* [WHAT NEEDS TO BE DONE] Give the lines again word for word, beginning with the one containing "Serialize everything readable" and ending with the last line of the material below.

=== DATASET RECORDS ===

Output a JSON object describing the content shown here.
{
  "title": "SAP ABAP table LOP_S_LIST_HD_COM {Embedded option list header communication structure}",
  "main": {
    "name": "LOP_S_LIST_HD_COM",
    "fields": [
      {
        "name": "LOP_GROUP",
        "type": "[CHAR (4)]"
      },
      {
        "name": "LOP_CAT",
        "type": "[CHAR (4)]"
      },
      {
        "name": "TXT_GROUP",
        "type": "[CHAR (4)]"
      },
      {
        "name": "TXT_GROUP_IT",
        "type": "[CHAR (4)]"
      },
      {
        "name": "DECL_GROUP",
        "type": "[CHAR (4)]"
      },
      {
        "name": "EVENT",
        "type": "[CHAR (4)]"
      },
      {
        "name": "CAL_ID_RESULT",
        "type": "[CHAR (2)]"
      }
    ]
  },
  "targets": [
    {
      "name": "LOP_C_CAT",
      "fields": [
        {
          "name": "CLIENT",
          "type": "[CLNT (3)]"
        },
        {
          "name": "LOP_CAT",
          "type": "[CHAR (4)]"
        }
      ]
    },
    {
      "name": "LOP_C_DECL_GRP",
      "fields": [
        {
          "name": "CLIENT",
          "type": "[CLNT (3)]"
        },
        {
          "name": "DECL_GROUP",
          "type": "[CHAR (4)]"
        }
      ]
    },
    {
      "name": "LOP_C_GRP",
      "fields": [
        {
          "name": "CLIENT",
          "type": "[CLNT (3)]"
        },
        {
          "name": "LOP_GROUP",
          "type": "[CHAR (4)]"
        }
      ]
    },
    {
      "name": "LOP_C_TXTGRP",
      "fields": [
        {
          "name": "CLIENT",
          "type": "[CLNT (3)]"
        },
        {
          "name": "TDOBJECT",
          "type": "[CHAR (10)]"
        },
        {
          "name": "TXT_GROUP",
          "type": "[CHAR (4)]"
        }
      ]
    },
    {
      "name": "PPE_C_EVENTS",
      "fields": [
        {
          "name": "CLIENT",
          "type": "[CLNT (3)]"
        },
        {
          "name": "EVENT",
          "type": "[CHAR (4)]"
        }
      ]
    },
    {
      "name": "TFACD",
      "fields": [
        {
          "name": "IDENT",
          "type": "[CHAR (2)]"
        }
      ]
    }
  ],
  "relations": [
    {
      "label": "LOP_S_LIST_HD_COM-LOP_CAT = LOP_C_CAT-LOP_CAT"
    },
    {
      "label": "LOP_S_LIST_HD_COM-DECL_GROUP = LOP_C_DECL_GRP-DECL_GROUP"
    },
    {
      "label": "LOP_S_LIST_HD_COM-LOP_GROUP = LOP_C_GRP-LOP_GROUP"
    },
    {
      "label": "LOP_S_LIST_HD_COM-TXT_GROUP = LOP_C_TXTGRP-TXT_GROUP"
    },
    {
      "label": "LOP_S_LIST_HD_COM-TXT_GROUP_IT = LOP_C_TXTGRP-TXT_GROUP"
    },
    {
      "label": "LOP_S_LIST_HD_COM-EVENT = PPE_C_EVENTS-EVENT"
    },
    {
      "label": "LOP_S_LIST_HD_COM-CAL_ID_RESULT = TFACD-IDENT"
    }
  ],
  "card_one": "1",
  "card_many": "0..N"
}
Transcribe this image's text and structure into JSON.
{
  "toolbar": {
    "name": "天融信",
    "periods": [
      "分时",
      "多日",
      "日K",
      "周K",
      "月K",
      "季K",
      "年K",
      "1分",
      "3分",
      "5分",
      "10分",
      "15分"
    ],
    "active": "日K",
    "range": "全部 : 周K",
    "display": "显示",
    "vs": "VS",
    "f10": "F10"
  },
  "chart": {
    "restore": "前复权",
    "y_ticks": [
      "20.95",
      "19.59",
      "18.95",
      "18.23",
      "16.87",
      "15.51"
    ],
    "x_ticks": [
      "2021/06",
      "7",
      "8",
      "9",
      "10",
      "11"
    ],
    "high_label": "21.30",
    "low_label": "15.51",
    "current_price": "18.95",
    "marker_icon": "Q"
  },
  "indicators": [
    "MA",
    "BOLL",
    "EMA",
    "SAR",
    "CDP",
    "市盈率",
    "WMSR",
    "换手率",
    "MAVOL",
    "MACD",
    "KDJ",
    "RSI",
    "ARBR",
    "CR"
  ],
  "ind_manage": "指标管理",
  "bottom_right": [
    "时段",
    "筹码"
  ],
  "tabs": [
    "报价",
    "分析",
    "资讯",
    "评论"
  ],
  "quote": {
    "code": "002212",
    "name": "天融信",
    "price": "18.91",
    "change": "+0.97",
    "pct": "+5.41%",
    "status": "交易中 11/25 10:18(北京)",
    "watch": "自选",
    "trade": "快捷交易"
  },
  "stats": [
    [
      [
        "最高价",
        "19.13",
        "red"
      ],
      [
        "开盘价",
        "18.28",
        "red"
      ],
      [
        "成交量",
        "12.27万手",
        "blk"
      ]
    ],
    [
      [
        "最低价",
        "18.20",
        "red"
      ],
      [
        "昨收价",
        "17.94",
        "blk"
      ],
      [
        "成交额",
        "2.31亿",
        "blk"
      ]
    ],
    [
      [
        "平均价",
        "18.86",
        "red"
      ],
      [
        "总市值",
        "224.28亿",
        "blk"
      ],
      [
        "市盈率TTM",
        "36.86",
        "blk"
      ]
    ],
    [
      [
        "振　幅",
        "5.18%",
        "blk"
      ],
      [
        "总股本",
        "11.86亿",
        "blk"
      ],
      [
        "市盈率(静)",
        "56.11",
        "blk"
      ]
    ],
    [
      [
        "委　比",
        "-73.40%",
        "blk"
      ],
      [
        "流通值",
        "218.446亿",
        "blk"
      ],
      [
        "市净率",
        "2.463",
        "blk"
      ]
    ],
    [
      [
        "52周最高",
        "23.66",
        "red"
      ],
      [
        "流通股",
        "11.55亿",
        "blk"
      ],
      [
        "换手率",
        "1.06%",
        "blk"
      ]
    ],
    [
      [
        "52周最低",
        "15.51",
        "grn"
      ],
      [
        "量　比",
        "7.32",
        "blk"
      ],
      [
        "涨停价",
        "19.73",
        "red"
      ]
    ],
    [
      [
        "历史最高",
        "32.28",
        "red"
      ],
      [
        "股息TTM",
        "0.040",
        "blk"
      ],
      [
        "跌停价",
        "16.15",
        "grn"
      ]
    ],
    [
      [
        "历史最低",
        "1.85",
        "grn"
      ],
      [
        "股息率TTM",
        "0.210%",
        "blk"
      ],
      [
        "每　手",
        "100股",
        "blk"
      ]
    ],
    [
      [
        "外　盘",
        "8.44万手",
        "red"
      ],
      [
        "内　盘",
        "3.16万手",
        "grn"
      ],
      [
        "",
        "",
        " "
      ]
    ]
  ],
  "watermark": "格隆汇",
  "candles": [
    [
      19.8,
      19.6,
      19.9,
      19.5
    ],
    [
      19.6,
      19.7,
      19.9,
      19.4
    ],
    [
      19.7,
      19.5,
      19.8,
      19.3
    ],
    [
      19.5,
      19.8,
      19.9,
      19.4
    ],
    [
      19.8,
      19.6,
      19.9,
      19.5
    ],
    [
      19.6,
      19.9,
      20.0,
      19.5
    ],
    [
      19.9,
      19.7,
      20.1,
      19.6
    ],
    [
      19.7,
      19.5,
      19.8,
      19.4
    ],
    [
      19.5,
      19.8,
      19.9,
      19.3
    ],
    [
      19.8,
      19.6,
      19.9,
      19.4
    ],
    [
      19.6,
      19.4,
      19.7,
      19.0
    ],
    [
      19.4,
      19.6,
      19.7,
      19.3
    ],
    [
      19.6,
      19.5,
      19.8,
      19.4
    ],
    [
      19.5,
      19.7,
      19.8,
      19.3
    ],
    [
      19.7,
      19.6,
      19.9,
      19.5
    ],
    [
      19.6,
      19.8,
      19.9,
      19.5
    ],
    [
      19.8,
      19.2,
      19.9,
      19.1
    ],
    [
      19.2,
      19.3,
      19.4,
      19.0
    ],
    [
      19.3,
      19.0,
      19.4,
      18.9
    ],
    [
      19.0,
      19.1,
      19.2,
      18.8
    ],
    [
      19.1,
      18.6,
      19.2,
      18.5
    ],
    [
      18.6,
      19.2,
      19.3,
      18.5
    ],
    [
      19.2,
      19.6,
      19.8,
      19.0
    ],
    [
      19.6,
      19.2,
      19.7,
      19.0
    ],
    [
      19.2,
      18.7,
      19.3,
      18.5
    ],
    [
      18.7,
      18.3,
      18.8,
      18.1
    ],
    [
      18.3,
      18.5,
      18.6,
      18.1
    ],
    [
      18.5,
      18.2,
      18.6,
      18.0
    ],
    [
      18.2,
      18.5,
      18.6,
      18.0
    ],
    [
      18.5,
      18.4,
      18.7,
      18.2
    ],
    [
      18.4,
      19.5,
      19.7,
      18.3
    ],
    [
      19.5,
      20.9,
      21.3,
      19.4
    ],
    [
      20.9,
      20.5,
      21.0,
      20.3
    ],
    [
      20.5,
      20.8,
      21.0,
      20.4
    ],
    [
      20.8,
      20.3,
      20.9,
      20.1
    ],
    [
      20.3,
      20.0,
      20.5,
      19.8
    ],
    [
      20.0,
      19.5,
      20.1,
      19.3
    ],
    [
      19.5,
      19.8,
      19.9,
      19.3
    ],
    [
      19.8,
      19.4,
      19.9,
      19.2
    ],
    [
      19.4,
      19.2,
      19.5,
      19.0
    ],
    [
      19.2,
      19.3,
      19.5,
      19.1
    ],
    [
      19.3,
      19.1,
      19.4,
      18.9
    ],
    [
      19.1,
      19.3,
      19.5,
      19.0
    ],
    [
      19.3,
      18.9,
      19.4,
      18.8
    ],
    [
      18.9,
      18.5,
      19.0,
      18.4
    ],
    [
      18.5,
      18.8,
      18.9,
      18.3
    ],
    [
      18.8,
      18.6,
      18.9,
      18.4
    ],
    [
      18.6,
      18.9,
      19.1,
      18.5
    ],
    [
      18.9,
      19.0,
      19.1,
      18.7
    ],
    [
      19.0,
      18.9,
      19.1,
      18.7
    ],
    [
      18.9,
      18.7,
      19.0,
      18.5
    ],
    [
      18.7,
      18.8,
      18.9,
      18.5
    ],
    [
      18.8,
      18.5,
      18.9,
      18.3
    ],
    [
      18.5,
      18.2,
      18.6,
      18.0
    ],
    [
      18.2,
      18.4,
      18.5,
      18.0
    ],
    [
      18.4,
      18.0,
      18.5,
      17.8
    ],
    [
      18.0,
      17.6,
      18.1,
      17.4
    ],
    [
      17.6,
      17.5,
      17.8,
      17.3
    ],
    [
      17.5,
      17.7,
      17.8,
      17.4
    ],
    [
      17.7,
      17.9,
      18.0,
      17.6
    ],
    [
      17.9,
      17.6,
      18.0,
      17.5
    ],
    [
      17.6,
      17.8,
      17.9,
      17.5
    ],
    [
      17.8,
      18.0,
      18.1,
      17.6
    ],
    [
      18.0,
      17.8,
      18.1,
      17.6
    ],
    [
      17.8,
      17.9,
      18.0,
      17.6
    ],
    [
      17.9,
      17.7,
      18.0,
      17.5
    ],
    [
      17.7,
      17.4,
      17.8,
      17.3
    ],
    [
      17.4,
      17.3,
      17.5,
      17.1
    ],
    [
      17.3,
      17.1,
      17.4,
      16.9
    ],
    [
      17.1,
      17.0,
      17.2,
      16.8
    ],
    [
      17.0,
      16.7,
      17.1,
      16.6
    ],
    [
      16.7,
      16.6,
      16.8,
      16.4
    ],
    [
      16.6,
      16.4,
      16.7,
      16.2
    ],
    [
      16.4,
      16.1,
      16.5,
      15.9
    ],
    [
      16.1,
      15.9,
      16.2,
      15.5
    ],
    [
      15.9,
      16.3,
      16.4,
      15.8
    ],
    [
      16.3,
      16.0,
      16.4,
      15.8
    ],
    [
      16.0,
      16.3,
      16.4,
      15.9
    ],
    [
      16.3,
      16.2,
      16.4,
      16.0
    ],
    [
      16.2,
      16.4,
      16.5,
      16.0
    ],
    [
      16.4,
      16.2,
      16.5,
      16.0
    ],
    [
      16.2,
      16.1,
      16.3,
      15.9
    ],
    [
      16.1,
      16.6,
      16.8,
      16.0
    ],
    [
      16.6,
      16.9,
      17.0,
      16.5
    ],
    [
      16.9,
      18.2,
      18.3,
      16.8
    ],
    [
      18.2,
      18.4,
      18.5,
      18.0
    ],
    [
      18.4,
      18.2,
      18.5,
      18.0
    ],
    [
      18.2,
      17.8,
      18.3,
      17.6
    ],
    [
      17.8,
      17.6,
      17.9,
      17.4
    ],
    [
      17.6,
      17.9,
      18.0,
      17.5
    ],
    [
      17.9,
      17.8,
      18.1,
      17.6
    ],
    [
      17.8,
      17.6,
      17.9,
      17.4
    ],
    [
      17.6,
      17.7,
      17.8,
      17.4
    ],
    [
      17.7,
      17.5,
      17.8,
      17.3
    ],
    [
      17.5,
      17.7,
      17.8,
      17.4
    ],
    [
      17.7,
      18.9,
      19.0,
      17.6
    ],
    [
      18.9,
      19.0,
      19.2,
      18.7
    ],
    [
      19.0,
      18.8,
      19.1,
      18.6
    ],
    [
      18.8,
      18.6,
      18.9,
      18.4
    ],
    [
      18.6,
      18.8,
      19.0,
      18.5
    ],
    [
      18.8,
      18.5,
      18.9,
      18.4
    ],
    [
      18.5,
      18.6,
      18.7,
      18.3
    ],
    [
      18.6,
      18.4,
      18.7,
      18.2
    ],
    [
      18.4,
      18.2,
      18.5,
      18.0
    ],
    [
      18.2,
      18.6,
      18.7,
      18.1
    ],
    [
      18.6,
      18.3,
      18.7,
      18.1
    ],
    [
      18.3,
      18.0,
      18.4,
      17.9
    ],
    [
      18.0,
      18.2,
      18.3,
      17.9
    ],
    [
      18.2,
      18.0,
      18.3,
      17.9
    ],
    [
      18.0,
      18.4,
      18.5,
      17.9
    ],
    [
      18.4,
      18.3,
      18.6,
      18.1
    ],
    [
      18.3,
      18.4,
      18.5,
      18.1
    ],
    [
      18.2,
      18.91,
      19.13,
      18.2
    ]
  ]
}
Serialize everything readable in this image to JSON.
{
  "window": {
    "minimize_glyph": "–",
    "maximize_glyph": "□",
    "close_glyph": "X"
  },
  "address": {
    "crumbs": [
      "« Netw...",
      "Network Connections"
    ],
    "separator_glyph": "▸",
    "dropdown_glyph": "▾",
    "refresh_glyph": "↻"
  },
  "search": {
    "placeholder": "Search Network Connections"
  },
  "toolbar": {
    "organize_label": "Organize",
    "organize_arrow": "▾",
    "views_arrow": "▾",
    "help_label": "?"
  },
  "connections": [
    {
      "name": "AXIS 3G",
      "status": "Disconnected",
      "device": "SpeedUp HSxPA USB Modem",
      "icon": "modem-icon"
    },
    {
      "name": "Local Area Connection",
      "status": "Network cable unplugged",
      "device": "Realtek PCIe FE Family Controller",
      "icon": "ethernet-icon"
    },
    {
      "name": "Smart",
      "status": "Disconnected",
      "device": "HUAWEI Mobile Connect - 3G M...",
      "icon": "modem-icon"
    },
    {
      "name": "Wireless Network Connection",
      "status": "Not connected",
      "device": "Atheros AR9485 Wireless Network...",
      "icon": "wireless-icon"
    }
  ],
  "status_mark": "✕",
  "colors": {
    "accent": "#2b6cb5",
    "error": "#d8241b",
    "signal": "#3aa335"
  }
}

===

* [RESPONSE TO THIS TASK]
Serialize everything readable in this image to JSON.
{
  "window": {
    "minimize_glyph": "–",
    "maximize_glyph": "□",
    "close_glyph": "X"
  },
  "address": {
    "crumbs": [
      "« Netw...",
      "Network Connections"
    ],
    "separator_glyph": "▸",
    "dropdown_glyph": "▾",
    "refresh_glyph": "↻"
  },
  "search": {
    "placeholder": "Search Network Connections"
  },
  "toolbar": {
    "organize_label": "Organize",
    "organize_arrow": "▾",
    "views_arrow": "▾",
    "help_label": "?"
  },
  "connections": [
    {
      "name": "AXIS 3G",
      "status": "Disconnected",
      "device": "SpeedUp HSxPA USB Modem",
      "icon": "modem-icon"
    },
    {
      "name": "Local Area Connection",
      "status": "Network cable unplugged",
      "device": "Realtek PCIe FE Family Controller",
      "icon": "ethernet-icon"
    },
    {
      "name": "Smart",
      "status": "Disconnected",
      "device": "HUAWEI Mobile Connect - 3G M...",
      "icon": "modem-icon"
    },
    {
      "name": "Wireless Network Connection",
      "status": "Not connected",
      "device": "Atheros AR9485 Wireless Network...",
      "icon": "wireless-icon"
    }
  ],
  "status_mark": "✕",
  "colors": {
    "accent": "#2b6cb5",
    "error": "#d8241b",
    "signal": "#3aa335"
  }
}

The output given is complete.